But this doesn’t just apply to weight training. Let’s taking running, for instance. You start by running one mile in exactly 10:00. The next time you run a mile, you push yourself a bit harder and complete it in 9:50. Progress! However, if you neglect to push yourself to that 9:50, your body will eventually stop adapting to that ten-minute mile.

While it may be true that progress will eventually slow down, this asymptote only occurs near the limits of human potential. And again, at the risk of sounding like a jerk, there are very few people in the general “fitness” industry that are challenging the potential of the human body (if the limit even exists). So, for all intents and purposes, let’s just put the idea of “plateauing” to bed.

This is an asymptote, in case you were not sure.

IMG_1437

Here’s the truth:

Muscle confusion is a myth. But as we can see, it has been born from truth. If you do not increase the stimulus, your body will not adapt to it. However, the main issue with muscle confusion is that initial, short-term adaptation does not equal long-term results. I’ve illustrated this idea to the right.

In the top graph, we can see that when we change the stimuli every four weeks (or however long our cycle lasts), we bring ourselves back to zero in terms of progress. While each four-week block of “progress” might seem substantial, we could never expect to return to the first cycle on week 13 and have made significant progress in those movements.

The T-Nation article above says it best, “Think about learning a language in high school. If you take 4 years of French, you’ll be quite proficient by the time you graduate, right? Now, along the way, there will be days (and perhaps weeks) where you’re sick and tired of studying the subject, but that’s the price you pay for personal development. If instead, you took French as a freshman, Spanish as a sophomore, Italian as a junior, and Japanese in your senior year, you’ll be a lot less bored, but the price you’ll have to pay is reduced competency.”

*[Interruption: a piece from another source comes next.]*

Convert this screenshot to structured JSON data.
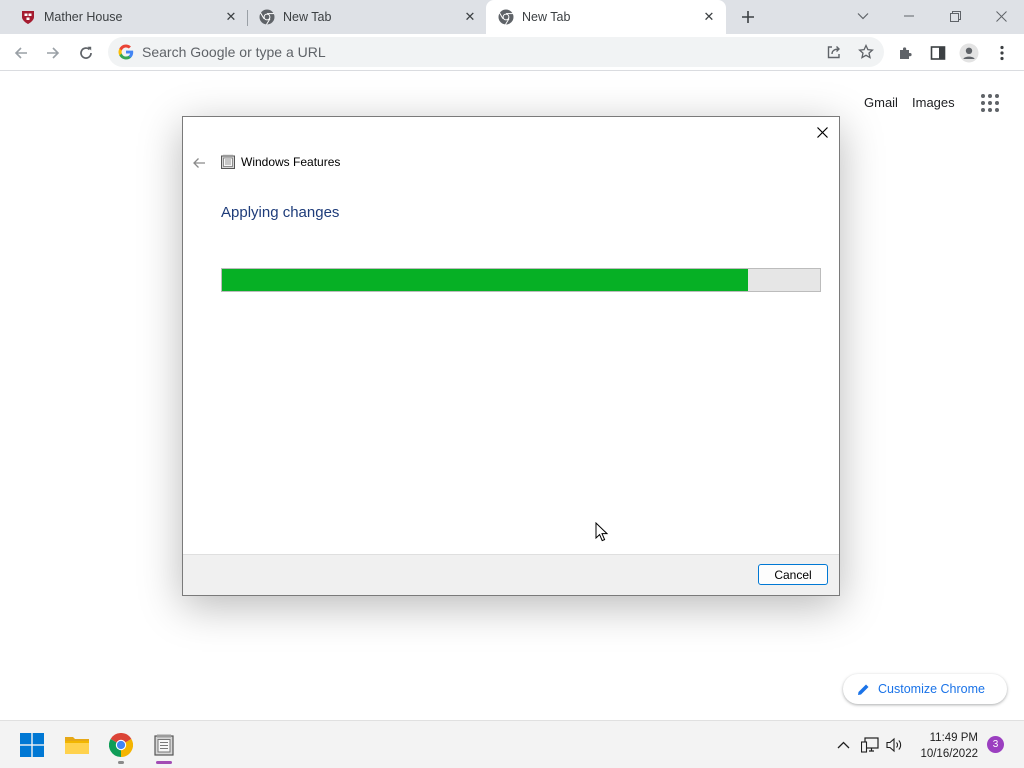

In the bottom graph, we can see that each four-week block essentially builds on the cycles before it. Even if we vary our movements slightly, we still continue to make progress and are left with greater results at the end of a 12 week program. Is it sexy? No. Is it how the greatest athletes and bodies are always created? Yes.

Conclusion

For a conclusion today, I’d like to simply use bullet points to sum up my thoughts on muscle confusion and plateaus.

  • When people hit plateaus, they assume they need to hit the panic button and throw the baby out with the bathwater. Just apply an intelligent system of progressive overload to your exercise program and you’ll be fine.
  • Muscles don’t get confused. We simply present them with a stimulus (or lack thereof) and they adapt to it.
  • P90X isn’t the only system touting the benefits of “muscle confusion,” so beware. The idea is used in many different programs (maybe even by your own trainer), but now you’re educated so you’ll be able to spot the B.S.
  • I’m sorry, but the last thing I want to be while exercising is “confused.”
  • The basic premise is this: you want to continuously build on what you’ve already accomplished. Instead of learning how to say “hello” in four different languages, wouldn’t it be more satisfying to learn how speak one, fluently?

Progressive overload isn’t just for bodybuilders or strength athletes. It simply means challenging yourself beyond what you were capable of yesterday. And that doesn’t mean until you vomit. Just one more rep will do.

Leave a Reply